▶ [TASK]:
Your answer should be every line with the word "채용시까지", copied from the data below.

▶ [DATA TO EXAMINE]:
════════

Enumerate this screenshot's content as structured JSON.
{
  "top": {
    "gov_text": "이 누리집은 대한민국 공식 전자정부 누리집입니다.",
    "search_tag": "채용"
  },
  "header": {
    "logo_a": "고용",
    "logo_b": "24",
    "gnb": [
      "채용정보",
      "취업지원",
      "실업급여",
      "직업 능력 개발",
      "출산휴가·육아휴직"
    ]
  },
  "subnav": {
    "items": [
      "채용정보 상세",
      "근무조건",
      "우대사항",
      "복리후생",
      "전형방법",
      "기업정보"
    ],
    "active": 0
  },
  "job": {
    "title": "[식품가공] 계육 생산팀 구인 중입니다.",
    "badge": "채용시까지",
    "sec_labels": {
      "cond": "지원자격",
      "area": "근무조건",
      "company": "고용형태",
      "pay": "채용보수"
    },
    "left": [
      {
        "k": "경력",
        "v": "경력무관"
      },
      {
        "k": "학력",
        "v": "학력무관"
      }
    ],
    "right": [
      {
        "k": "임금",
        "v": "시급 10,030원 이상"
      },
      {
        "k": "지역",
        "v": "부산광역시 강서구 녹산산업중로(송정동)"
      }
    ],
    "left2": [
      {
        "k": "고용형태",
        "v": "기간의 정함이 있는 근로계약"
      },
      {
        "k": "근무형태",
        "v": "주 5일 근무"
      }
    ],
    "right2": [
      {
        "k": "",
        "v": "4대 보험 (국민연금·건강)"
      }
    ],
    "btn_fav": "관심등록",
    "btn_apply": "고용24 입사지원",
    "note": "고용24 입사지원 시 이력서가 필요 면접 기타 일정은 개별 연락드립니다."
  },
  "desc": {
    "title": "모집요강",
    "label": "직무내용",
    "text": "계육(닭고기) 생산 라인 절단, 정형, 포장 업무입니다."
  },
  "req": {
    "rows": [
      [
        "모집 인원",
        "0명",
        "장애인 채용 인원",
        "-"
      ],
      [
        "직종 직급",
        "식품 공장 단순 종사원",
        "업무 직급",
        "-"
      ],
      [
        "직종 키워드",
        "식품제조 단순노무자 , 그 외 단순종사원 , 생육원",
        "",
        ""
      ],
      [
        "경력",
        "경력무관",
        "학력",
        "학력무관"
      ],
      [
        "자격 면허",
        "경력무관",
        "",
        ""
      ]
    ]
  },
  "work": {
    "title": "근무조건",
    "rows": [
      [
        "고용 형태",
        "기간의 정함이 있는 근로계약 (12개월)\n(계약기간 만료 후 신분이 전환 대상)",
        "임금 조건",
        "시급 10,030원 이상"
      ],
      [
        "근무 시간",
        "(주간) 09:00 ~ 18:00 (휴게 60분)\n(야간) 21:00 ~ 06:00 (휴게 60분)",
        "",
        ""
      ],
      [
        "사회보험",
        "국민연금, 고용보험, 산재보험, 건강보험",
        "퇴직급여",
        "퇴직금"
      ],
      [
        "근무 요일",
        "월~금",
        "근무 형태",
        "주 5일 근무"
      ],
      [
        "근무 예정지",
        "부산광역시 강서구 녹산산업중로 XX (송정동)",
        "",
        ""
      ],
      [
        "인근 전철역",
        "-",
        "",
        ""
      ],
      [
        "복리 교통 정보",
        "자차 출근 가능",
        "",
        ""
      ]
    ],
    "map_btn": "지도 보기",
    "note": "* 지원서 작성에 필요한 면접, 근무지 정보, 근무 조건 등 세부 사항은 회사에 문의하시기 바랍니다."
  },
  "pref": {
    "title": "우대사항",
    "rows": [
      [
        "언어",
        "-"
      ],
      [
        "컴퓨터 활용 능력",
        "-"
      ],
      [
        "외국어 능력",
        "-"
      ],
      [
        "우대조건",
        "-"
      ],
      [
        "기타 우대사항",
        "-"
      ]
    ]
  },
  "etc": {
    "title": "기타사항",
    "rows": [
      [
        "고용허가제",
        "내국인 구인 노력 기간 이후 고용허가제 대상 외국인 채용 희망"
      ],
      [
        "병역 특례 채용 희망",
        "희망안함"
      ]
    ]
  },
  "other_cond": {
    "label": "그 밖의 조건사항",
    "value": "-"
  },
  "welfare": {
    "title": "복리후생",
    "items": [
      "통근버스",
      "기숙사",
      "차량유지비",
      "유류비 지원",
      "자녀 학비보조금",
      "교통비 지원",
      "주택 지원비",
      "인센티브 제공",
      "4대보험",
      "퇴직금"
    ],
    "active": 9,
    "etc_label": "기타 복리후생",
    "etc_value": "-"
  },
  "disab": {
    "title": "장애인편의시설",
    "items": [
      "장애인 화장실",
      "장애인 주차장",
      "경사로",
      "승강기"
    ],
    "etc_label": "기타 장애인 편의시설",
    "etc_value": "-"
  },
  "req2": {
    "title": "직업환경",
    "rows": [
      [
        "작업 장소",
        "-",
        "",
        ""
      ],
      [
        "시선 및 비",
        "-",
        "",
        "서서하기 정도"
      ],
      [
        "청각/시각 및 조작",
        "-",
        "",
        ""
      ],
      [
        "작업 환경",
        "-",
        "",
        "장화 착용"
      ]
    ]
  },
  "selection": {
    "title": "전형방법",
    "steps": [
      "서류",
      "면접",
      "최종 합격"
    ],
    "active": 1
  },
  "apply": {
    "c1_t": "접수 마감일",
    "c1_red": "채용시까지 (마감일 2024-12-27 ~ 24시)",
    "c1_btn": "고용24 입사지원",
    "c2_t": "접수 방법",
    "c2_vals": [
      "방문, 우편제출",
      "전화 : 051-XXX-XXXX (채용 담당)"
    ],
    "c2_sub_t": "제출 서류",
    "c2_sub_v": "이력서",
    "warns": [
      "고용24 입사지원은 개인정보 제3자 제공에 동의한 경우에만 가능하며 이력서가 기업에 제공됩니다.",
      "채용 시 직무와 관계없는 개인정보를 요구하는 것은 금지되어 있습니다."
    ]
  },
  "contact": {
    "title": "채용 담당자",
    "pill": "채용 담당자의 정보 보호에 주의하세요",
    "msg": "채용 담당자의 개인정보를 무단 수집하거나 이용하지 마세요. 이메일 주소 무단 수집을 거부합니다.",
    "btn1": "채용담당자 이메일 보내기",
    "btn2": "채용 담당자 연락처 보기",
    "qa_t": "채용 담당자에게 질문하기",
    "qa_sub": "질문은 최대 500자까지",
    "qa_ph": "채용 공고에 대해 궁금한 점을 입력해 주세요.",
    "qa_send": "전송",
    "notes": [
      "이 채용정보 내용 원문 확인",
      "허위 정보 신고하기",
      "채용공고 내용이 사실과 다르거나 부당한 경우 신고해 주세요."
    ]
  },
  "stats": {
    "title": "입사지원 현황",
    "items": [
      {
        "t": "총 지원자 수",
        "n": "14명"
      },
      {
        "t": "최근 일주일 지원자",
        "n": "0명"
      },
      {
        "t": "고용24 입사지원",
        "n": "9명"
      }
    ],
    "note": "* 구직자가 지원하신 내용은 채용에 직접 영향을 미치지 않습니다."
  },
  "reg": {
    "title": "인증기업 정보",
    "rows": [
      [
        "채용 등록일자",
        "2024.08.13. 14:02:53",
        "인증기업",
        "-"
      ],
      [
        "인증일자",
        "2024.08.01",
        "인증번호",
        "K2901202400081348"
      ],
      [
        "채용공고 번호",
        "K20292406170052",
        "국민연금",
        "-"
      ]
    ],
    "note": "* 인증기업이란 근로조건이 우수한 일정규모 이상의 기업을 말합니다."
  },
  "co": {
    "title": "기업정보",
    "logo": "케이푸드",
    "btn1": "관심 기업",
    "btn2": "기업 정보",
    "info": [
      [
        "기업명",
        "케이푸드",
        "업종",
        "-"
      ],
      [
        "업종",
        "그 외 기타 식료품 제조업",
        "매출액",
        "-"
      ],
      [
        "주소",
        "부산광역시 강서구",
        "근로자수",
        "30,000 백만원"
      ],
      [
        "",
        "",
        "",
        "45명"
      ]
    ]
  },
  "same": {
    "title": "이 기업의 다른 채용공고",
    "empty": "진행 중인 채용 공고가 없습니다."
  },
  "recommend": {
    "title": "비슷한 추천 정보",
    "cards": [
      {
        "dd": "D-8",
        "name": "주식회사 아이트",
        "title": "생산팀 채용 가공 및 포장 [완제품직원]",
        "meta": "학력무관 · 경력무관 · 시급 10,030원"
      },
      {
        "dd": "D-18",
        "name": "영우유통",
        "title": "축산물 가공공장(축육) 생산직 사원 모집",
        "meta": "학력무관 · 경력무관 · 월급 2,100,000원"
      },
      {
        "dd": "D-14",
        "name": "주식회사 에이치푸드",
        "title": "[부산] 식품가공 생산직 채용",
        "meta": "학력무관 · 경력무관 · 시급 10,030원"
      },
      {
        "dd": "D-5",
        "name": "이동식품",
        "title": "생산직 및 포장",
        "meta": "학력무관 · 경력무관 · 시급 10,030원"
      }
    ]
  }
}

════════

▶ [ANSWER TO THIS TASK]:
    "badge": "채용시까지",
    "c1_red": "채용시까지 (마감일 2024-12-27 ~ 24시)",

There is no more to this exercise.